Release Date(s)1986 (January 30, 2018)
Studio(s)Virgin Films/Vestron Pictures/Lionsgate (Vestron Video Collector’s Series)
- Film/Program Grade: B
- Video Grade: A-
- Audio Grade: A-
- Extras Grade: B+
Several films have tackled the events that took place during the summer of 1816 in which Lord Byron, Percy Bysshe Shelley, Claire Clairmont, John William Polidori, and Mary Shelley spent three days indoors during a bout of poor weather reading ghost stories to each other, eventually leading to the creation of Mary Shelley’s novel “Frankenstein; or, The Modern Prometheus”. But through the filter of screenwriter Stephen Volk and auteur director Ken Russell, the story becomes a sensory overload in Gothic. Gabriel Byrne, Julian Sands, Natasha Richardson, Myriam Cyr, and Timothy Spall star as the free-wheeling, free-loving quintet who “invent” a dark being through a séance, confronting them with unknown horrors while delving into their deepest, darkest fears.

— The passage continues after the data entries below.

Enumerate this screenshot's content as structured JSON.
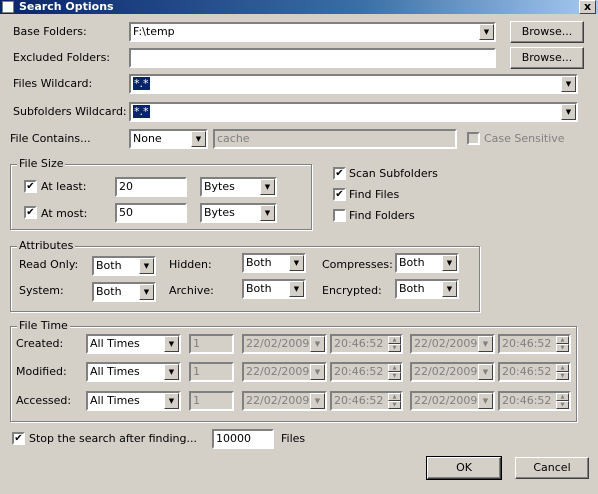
{
  "window": {
    "title": "Search Options",
    "close_glyph": "x"
  },
  "base_folders": {
    "label": "Base Folders:",
    "value": "F:\\temp",
    "browse": "Browse..."
  },
  "excluded_folders": {
    "label": "Excluded Folders:",
    "value": "",
    "browse": "Browse..."
  },
  "files_wildcard": {
    "label": "Files Wildcard:",
    "value": "*.*"
  },
  "subfolders_wildcard": {
    "label": "Subfolders Wildcard:",
    "value": "*.*"
  },
  "file_contains": {
    "label": "File Contains...",
    "mode": "None",
    "text": "cache",
    "case_sensitive": "Case Sensitive"
  },
  "file_size": {
    "title": "File Size",
    "at_least": {
      "label": "At least:",
      "value": "20",
      "unit": "Bytes",
      "checked": true
    },
    "at_most": {
      "label": "At most:",
      "value": "50",
      "unit": "Bytes",
      "checked": true
    }
  },
  "options": {
    "scan_subfolders": "Scan Subfolders",
    "find_files": "Find Files",
    "find_folders": "Find Folders"
  },
  "attributes": {
    "title": "Attributes",
    "read_only": {
      "label": "Read Only:",
      "value": "Both"
    },
    "hidden": {
      "label": "Hidden:",
      "value": "Both"
    },
    "compresses": {
      "label": "Compresses:",
      "value": "Both"
    },
    "system": {
      "label": "System:",
      "value": "Both"
    },
    "archive": {
      "label": "Archive:",
      "value": "Both"
    },
    "encrypted": {
      "label": "Encrypted:",
      "value": "Both"
    }
  },
  "file_time": {
    "title": "File Time",
    "rows": [
      {
        "label": "Created:",
        "mode": "All Times",
        "num": "1",
        "date1": "22/02/2009",
        "time1": "20:46:52",
        "date2": "22/02/2009",
        "time2": "20:46:52"
      },
      {
        "label": "Modified:",
        "mode": "All Times",
        "num": "1",
        "date1": "22/02/2009",
        "time1": "20:46:52",
        "date2": "22/02/2009",
        "time2": "20:46:52"
      },
      {
        "label": "Accessed:",
        "mode": "All Times",
        "num": "1",
        "date1": "22/02/2009",
        "time1": "20:46:52",
        "date2": "22/02/2009",
        "time2": "20:46:52"
      }
    ]
  },
  "stop_search": {
    "label": "Stop the search after finding...",
    "value": "10000",
    "unit": "Files"
  },
  "buttons": {
    "ok": "OK",
    "cancel": "Cancel"
  },
  "glyphs": {
    "check": "✔",
    "down": "▼",
    "up": "▲"
  }
}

I realize that Ken Russell’s output is a bit of an acquired taste, at least to some degree... or maybe a whole lot of degrees. At the very least, his films are challenging. Narratively, they don’t always make sense, but as a visceral experience, they excel. Gothic is no exception. I can honestly admit that I hadn’t seen the film until now, but I remember the VHS box cover fondly from my regular visits to the video store when I was a kid. I don’t know what my childish mind would have made of something like Gothic, but today’s me finds it to be an aggressive and memorable film, going specifically for visual and aural intensity rather than straight narrative. Shot beautifully with often over the top performances, it’s a film begging for appreciation from modern film fans who are open-minded enough to absorb it.

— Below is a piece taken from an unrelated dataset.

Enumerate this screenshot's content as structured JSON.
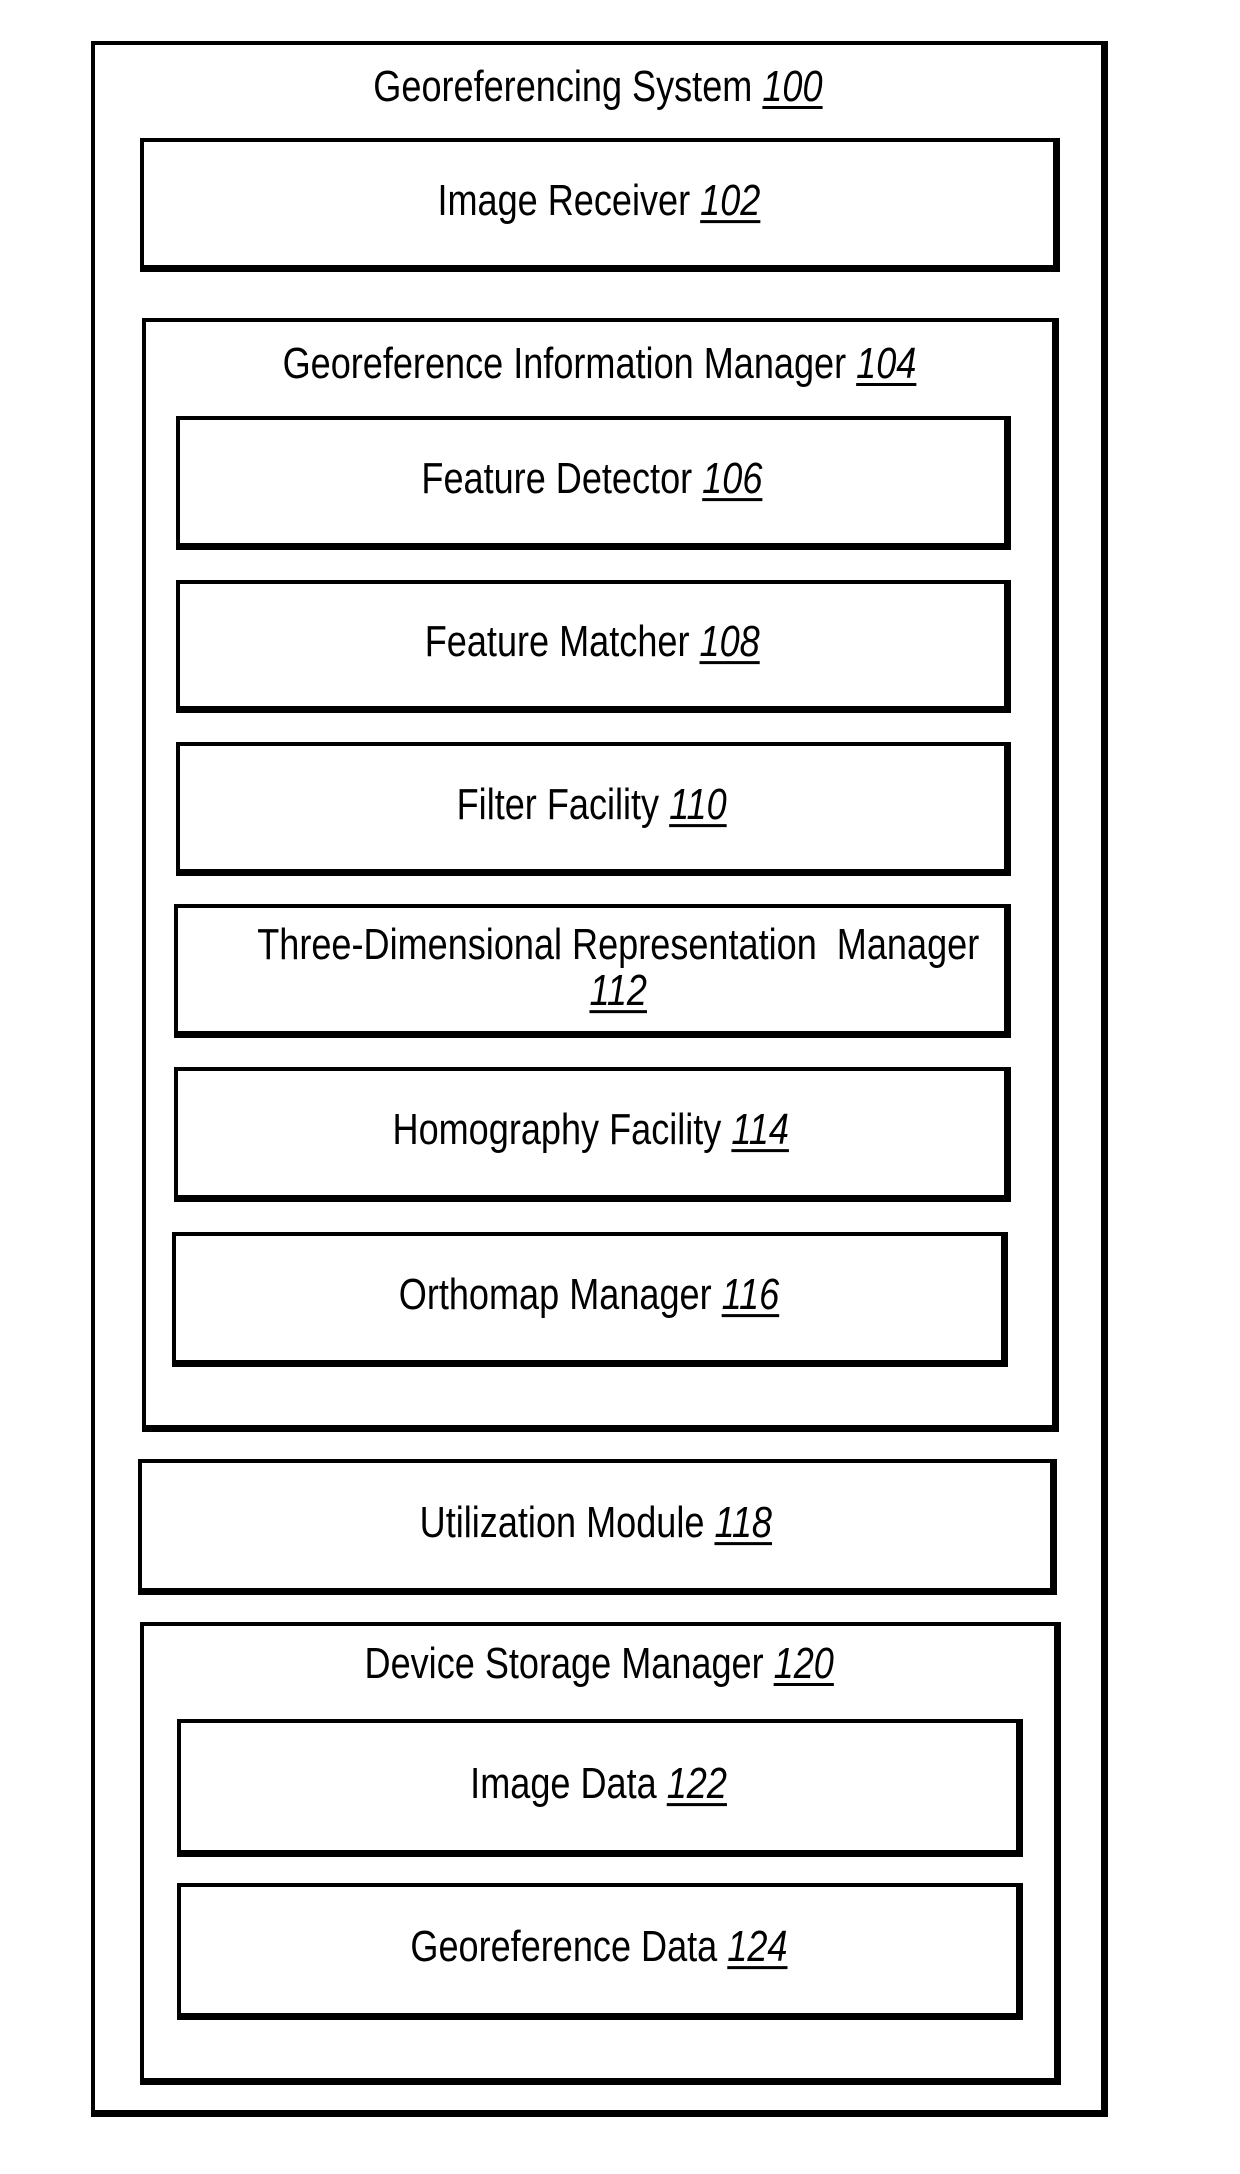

Vestron Video premieres Gothic on Blu-ray as a part of their Collector’s Series line. As per usual, their transfer is quite beautiful. It’s a tad on the soft side, but appears crisp and natural with mostly even grain levels (only occasionally variable). High amounts of fine detail are on display with deep blacks and a lush color palette with natural skin tones. It’s also a bright and stable presentation, with merely the opening titles harboring a slight bit of jitter. Mild speckling is also leftover, but otherwise, it’s free of debris. The audio is presented on an English 2.0 DTS-HD track with optional subtitles in English SDH and Spanish. A sometimes aggressive soundtrack, taking full use of its stereo environment, there’s excellent fidelity to be had with clean and clear dialogue and potent sound effects and score. Thunderous effects pop up frequently while panning is minimal, but present nonetheless. Thomas Dolby’s eccentric synth score has plenty of room to breathe and fills the presentation out effectively.
This release also comes armed with Red Shirt Pictures’ usual battery of top of the line extras. They include an audio commentary with Ken Russell’s wife Lisi Russell and film historian Matthew Melia, which is very entertaining and informative, giving us a glimpse into how the film was made; isolated score selections and an audio interview with composer Thomas Dolby, moderated by Michael Felsher, providing us with plenty of background on the “She Blinded Me with Science” singer/songwriter, as well as his work in the industry and on the film itself; The Soul of Shelley, an interview with actor Julian Sands, of which he goes into a good amount of detail about his admiration for Russell and his willingness to have done whatever was asked of him; Fear Itself, an interview with screenwriter Stephen Volk, which covers his experiences as a first-time screenplay author; One Rainy Night, an interview with director of photography Mike Southon, which offers insight into how the film was shot, including a fun story about a scene involving a parrot and how many takes it took to actually finish it; the original theatrical trailer in HD (from what looks to be a low grade 16mm source); an animated still gallery; and a single TV spot.
Vestron Video continues its line of great releases with Gothic, a stimulating film to say the least. I wouldn’t go so far as to label it top tier Ken Russell, but I certainly find myself thinking about it more later on than I normally would some of his other productions. So there’s something about it that works well for me, and I’m certain I’m not the only one. This is an excellent Blu-ray release and is well-worth your time if you’re a fan in any capacity.
- Tim Salmons